Daisy
Member


Posted: Jun 3rd, 2008 at 09:28 pm

Wow, I hadn't thought of pearl dust on foods. Not that I'm having Godiva any time soon, as I'm also chocolate allergic. But that really would be a double-whammy. I would also worry about this as a non-pareil decoration on fancy cookies or wedding cakes, too. Even the chef may not think of this.

And yes, vitamins are full of "natural" ingredients these days. DH is not allowed to take his fish oil capsules anymore, either. Smiley

Funny thing, I grabbed the Lassie Brand Senior Dog Food a couple of weeks ago when I was in a hurry. It's still chicken only, just checked the first couple of ingredients on the list since I don't eat it myself. DD poured it into our big bin when we got home.

Every time I went to feed the dog it smelled "rancid" to me. I thought I just had a bad (opened or stale) bag. But DD said it smelled fine to her, and she usually does the feeding.

This week they were out of the regular variety, so I grabbed the Senior Dog Food variety again. Uggh...Chondroitin & Glucosamine about midway down the label. The regular Lassie Dog Food is ok for me. Just a little egg, but I haven't been ana to egg that I know of.
Watch out for dog & cat foods. Fortunately, it has not been enough to cause me to visibly react...and I am ultra-sensitive...but I don't need anything filling my allergy cup, either.

HTH,
Daisy

Self: seafood, egg, nuts, sulfites, yellow dye, IV contrast
GA - USA
McCobbre
Moderator


Posted: Jun 28th, 2008 at 11:31 am

Jan 25th, 2008 at 06:18 pm, LL70 wrote:

Also what about the dye that they inject into you when you go for an x-ray or sonogram? I'm actually curious about that because I may need to do that one day soon and am concerned.



Reading up on Kidney Stones Smiley I saw this:
Quote:

You may want to ask your physician about the amount of radiation used during the CT procedure and the risks related to your particular situation. It is a good idea to keep a record of your past history of radiation exposure, such as previous CT scans and other types of x-rays, so that you can inform your physician. Risks associated with radiation exposure may be related to the cumulative number of x-ray examinations and/or treatments over a long period of time.

If you are pregnant or suspect that you may be pregnant, you should notify your physician. Radiation exposure during pregnancy may lead to birth defects.

If contrast dye is used, there is a risk for allergic reaction to the dye. Patients who are allergic to or sensitive to medications, contrast dye, iodine, or shellfish should notify their physician.

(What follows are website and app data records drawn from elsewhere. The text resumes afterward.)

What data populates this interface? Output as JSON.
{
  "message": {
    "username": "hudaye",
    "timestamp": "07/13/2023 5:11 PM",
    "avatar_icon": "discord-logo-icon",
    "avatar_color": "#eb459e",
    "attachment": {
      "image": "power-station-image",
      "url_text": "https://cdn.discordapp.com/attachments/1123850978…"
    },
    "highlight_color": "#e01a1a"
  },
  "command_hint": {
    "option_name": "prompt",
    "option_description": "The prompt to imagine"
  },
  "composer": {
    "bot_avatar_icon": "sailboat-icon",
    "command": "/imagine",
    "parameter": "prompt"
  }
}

http://www.utsouthwestern.edu/patientcare/healthlibrary/healthtopics/0,,P07703,00.html

Actually, I saw it initially on another site that I can't find. But this one says something similar--just talks about more severe kidney concerns than I think I have.

"Words are our most inexhaustible source of magic. They are potent forms of enchantment, rich with the power to hurt or heal."~Albus Dumbledore

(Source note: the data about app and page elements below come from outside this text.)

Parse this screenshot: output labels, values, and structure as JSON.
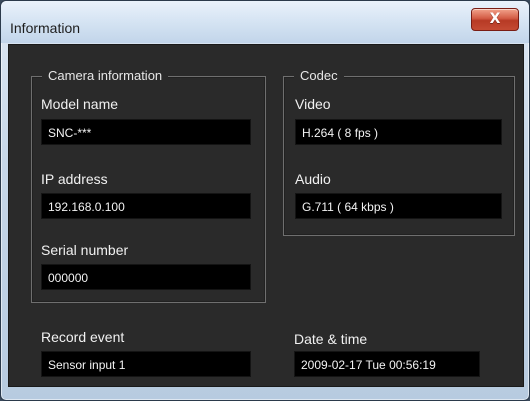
{
  "window": {
    "title": "Information",
    "close_glyph": "X"
  },
  "camera_information": {
    "legend": "Camera information",
    "model_name": {
      "label": "Model name",
      "value": "SNC-***"
    },
    "ip_address": {
      "label": "IP address",
      "value": "192.168.0.100"
    },
    "serial_number": {
      "label": "Serial number",
      "value": "000000"
    }
  },
  "codec": {
    "legend": "Codec",
    "video": {
      "label": "Video",
      "value": "H.264 ( 8 fps )"
    },
    "audio": {
      "label": "Audio",
      "value": "G.711 ( 64 kbps )"
    }
  },
  "record_event": {
    "label": "Record event",
    "value": "Sensor input 1"
  },
  "date_time": {
    "label": "Date & time",
    "value": "2009-02-17 Tue 00:56:19"
  }
}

Me: shellfish, chamomile, sesame and a few odds & ends
DS: peanuts